Human Exposure to PAH from Sources other than Drinking Water
Polycyclic aromatic hydrocarbons (PAHs) are organic compounds which are known to be carcinogenic. This report examines the contributions to total human exposure to PAHs from sources other than drinking water, and compares them with the exposure from drinking water. The report concludes that exposure to PAHs is very variable, according to lifestyle, diet, time of year and location. This makes it difficult to determine the relative contribution which any particular source may make to total exposure. However, food provides by far the largest source of exposure. For most drinking water suppliesm the relative contribution is negligible, (about 1%). For supplies which have elevated PAH levels due to contact with coal- tar pitch linings, drinking water could account for up to two thirds of the daily intake of one PAH, fluoranthene, where contributions from other sources are minimal. Since a high concentration is likely to be transitory in drinking water, the relative contribution is likely to be much lower.

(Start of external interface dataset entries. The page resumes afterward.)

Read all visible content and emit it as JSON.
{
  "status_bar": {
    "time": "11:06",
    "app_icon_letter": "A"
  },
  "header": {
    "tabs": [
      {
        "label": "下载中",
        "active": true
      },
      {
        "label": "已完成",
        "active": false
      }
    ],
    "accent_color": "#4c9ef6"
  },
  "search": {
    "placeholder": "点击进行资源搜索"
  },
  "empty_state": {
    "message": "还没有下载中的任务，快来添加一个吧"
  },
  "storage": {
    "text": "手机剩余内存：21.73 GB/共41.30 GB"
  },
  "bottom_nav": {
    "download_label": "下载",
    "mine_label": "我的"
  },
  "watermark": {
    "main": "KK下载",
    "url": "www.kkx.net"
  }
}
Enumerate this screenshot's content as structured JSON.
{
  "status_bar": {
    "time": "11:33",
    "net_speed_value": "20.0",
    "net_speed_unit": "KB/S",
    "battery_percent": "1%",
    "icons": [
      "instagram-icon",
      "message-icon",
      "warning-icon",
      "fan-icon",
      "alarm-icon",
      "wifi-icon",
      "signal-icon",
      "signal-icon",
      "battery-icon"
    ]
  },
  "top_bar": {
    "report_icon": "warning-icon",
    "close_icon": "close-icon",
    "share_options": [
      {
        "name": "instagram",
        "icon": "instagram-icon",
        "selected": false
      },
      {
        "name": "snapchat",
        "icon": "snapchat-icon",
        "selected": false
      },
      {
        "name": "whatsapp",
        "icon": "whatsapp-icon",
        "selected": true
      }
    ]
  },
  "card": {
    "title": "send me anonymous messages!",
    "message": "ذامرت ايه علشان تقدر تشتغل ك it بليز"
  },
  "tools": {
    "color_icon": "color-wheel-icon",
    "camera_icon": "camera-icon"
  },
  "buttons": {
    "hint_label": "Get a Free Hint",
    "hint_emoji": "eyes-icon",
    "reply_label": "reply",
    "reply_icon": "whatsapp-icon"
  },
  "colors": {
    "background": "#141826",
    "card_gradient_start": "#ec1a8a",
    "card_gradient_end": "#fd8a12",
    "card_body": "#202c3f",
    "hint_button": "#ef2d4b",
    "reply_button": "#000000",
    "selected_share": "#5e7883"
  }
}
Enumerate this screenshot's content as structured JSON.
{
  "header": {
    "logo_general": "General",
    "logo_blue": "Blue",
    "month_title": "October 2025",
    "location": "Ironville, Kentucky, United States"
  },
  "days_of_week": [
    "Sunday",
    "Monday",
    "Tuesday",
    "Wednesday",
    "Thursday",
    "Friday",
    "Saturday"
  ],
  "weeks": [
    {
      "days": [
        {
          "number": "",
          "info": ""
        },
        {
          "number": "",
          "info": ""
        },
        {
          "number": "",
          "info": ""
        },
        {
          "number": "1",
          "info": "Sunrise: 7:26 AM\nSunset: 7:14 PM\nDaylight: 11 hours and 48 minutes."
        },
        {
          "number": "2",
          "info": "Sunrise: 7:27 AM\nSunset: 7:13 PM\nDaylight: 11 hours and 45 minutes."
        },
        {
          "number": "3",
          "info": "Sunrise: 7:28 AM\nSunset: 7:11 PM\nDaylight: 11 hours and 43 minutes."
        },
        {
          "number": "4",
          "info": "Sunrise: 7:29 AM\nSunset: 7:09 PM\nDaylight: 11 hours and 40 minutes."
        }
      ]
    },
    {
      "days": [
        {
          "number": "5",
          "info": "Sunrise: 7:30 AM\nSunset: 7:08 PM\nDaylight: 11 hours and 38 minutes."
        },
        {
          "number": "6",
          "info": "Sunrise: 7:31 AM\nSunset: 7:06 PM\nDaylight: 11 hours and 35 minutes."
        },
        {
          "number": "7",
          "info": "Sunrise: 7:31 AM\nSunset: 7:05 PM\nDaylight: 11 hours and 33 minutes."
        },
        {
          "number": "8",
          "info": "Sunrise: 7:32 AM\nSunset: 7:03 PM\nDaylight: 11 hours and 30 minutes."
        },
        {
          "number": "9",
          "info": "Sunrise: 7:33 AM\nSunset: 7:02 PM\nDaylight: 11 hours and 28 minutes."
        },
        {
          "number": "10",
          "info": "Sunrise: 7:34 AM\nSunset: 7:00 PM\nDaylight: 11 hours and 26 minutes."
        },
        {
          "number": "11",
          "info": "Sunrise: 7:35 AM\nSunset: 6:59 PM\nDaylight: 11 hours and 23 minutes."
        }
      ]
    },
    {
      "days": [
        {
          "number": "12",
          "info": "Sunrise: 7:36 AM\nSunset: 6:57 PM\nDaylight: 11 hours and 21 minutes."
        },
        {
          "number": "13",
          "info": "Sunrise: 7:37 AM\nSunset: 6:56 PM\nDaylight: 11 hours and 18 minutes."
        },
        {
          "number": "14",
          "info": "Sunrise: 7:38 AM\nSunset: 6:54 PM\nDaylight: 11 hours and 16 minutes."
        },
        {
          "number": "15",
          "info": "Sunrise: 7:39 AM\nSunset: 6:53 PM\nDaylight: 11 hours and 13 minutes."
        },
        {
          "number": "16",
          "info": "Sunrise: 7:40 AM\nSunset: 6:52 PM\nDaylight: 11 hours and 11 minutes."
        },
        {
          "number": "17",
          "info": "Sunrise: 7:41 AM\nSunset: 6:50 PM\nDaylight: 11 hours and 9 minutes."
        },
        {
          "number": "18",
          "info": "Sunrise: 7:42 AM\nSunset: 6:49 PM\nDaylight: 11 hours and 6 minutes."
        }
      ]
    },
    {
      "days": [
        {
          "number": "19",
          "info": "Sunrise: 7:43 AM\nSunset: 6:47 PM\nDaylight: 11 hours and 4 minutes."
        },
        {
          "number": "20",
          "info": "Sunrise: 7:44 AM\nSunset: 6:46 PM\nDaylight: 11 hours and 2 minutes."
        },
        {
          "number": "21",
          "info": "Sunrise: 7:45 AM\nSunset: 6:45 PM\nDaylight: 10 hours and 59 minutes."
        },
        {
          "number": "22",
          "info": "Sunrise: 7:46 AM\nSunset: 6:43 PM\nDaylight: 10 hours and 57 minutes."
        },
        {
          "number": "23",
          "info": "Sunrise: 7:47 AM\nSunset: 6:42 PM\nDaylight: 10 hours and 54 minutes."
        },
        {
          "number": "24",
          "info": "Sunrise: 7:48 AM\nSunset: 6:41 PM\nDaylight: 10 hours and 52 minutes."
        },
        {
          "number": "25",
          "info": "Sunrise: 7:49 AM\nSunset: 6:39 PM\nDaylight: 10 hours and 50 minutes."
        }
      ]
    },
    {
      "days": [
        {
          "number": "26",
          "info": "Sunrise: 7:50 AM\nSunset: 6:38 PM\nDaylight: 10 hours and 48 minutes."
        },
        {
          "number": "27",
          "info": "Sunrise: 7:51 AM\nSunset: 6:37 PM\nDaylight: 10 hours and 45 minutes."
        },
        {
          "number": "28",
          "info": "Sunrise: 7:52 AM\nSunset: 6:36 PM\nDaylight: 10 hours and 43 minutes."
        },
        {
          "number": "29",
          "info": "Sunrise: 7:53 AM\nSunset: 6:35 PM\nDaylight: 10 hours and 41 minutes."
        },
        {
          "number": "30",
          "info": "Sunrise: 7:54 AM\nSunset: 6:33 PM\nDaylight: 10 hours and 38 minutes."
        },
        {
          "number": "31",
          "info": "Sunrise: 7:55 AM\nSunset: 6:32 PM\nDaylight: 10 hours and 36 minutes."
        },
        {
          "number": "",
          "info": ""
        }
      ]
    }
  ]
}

|UKWIR Reference :- 95/DW/05/5||Published Date :- 17/04/2002|
|Retail Price (£) :- 20||ISBN :- 1 84057 048 2|